PROBLEM DESCRIPTION: Pictures must not be copied, but every entry must be reproduced exactly.

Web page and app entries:
▶

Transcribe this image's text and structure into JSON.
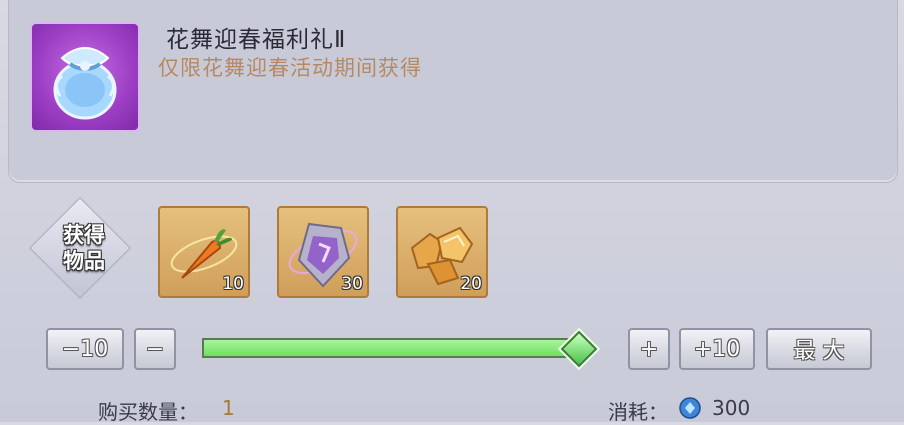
{
  "item": {
    "title": "花舞迎春福利礼Ⅱ",
    "subtitle": "仅限花舞迎春活动期间获得",
    "icon": "blue-gift-bag-icon"
  },
  "gain": {
    "label_line1": "获得",
    "label_line2": "物品"
  },
  "rewards": [
    {
      "icon": "carrot-icon",
      "count": "10"
    },
    {
      "icon": "purple-crystal-shield-icon",
      "count": "30"
    },
    {
      "icon": "gold-ore-icon",
      "count": "20"
    }
  ],
  "controls": {
    "minus_ten": "−10",
    "minus": "−",
    "plus": "+",
    "plus_ten": "+10",
    "max": "最 大",
    "slider_fill_fraction": 1.0
  },
  "purchase": {
    "quantity_label": "购买数量：",
    "quantity_value": "1",
    "cost_label": "消耗：",
    "cost_value": "300",
    "cost_icon": "diamond-gem-icon"
  },
  "colors": {
    "accent_green": "#6fde63",
    "subtitle": "#b58a63",
    "quantity": "#a07b3a"
  }
}
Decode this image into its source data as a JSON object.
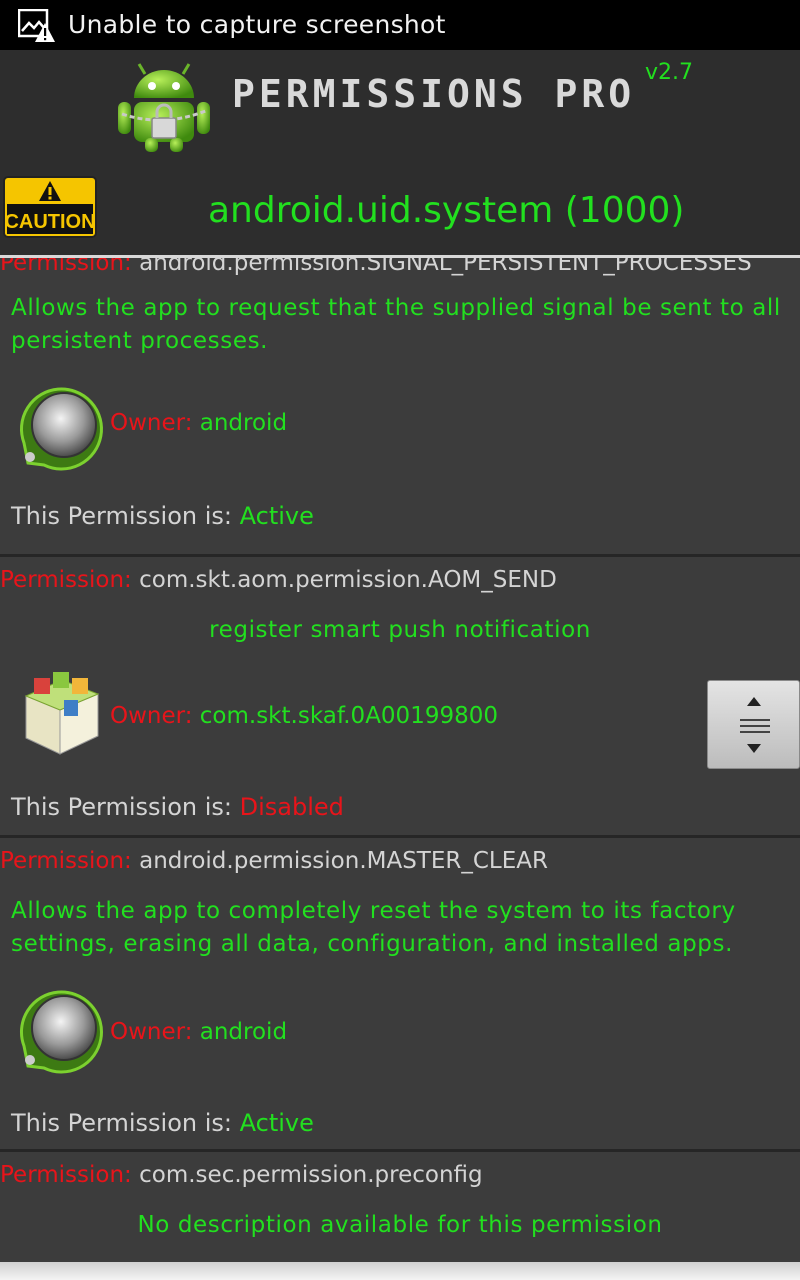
{
  "status_bar": {
    "text": "Unable to capture screenshot",
    "icon": "screenshot-warning-icon"
  },
  "header": {
    "app_title": "PERMISSIONS PRO",
    "version": "v2.7",
    "caution_label": "CAUTION",
    "uid": "android.uid.system (1000)"
  },
  "permissions": [
    {
      "label": "Permission:",
      "name": "android.permission.SIGNAL_PERSISTENT_PROCESSES",
      "description": "Allows the app to request that the supplied signal be sent to all persistent processes.",
      "owner_label": "Owner:",
      "owner": "android",
      "owner_icon": "android-system-icon",
      "status_label": "This Permission is:",
      "status": "Active"
    },
    {
      "label": "Permission:",
      "name": "com.skt.aom.permission.AOM_SEND",
      "description": "register smart push notification",
      "owner_label": "Owner:",
      "owner": "com.skt.skaf.0A00199800",
      "owner_icon": "app-box-icon",
      "status_label": "This Permission is:",
      "status": "Disabled"
    },
    {
      "label": "Permission:",
      "name": "android.permission.MASTER_CLEAR",
      "description": "Allows the app to completely reset the system to its factory settings, erasing all data, configuration, and installed apps.",
      "owner_label": "Owner:",
      "owner": "android",
      "owner_icon": "android-system-icon",
      "status_label": "This Permission is:",
      "status": "Active"
    },
    {
      "label": "Permission:",
      "name": "com.sec.permission.preconfig",
      "description": "No description available for this permission"
    }
  ],
  "colors": {
    "accent_green": "#22e01f",
    "label_red": "#e8141a",
    "background": "#3c3c3c"
  }
}
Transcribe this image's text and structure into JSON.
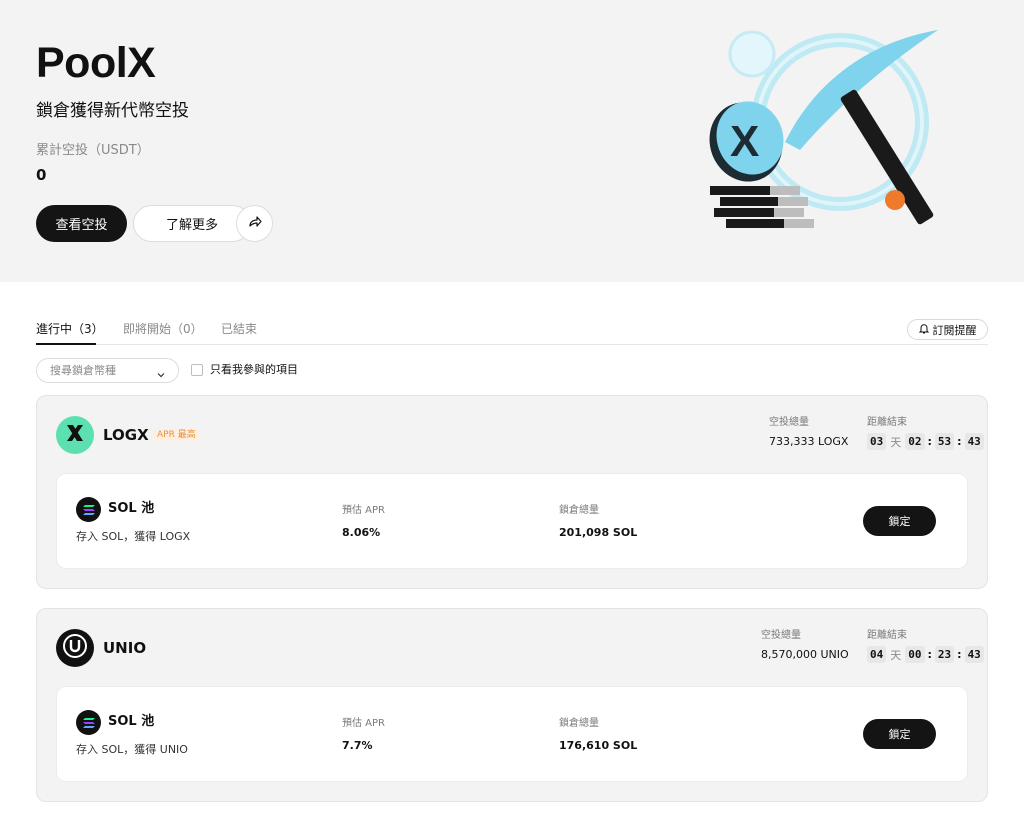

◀

REPLY TO THE TASK:
Transcribe this image's text and structure into JSON.
{
  "item": {
    "title": "花舞迎春福利礼Ⅱ",
    "subtitle": "仅限花舞迎春活动期间获得",
    "icon": "blue-gift-bag-icon"
  },
  "gain": {
    "label_line1": "获得",
    "label_line2": "物品"
  },
  "rewards": [
    {
      "icon": "carrot-icon",
      "count": "10"
    },
    {
      "icon": "purple-crystal-shield-icon",
      "count": "30"
    },
    {
      "icon": "gold-ore-icon",
      "count": "20"
    }
  ],
  "controls": {
    "minus_ten": "−10",
    "minus": "−",
    "plus": "+",
    "plus_ten": "+10",
    "max": "最 大",
    "slider_fill_fraction": 1.0
  },
  "purchase": {
    "quantity_label": "购买数量：",
    "quantity_value": "1",
    "cost_label": "消耗：",
    "cost_value": "300",
    "cost_icon": "diamond-gem-icon"
  },
  "colors": {
    "accent_green": "#6fde63",
    "subtitle": "#b58a63",
    "quantity": "#a07b3a"
  }
}
Decode this image into its source data as a JSON object.
{
  "status_bar": {
    "text": "Unable to capture screenshot",
    "icon": "screenshot-warning-icon"
  },
  "header": {
    "app_title": "PERMISSIONS PRO",
    "version": "v2.7",
    "caution_label": "CAUTION",
    "uid": "android.uid.system (1000)"
  },
  "permissions": [
    {
      "label": "Permission:",
      "name": "android.permission.SIGNAL_PERSISTENT_PROCESSES",
      "description": "Allows the app to request that the supplied signal be sent to all persistent processes.",
      "owner_label": "Owner:",
      "owner": "android",
      "owner_icon": "android-system-icon",
      "status_label": "This Permission is:",
      "status": "Active"
    },
    {
      "label": "Permission:",
      "name": "com.skt.aom.permission.AOM_SEND",
      "description": "register smart push notification",
      "owner_label": "Owner:",
      "owner": "com.skt.skaf.0A00199800",
      "owner_icon": "app-box-icon",
      "status_label": "This Permission is:",
      "status": "Disabled"
    },
    {
      "label": "Permission:",
      "name": "android.permission.MASTER_CLEAR",
      "description": "Allows the app to completely reset the system to its factory settings, erasing all data, configuration, and installed apps.",
      "owner_label": "Owner:",
      "owner": "android",
      "owner_icon": "android-system-icon",
      "status_label": "This Permission is:",
      "status": "Active"
    },
    {
      "label": "Permission:",
      "name": "com.sec.permission.preconfig",
      "description": "No description available for this permission"
    }
  ],
  "colors": {
    "accent_green": "#22e01f",
    "label_red": "#e8141a",
    "background": "#3c3c3c"
  }
}
Transcribe this image's text and structure into JSON.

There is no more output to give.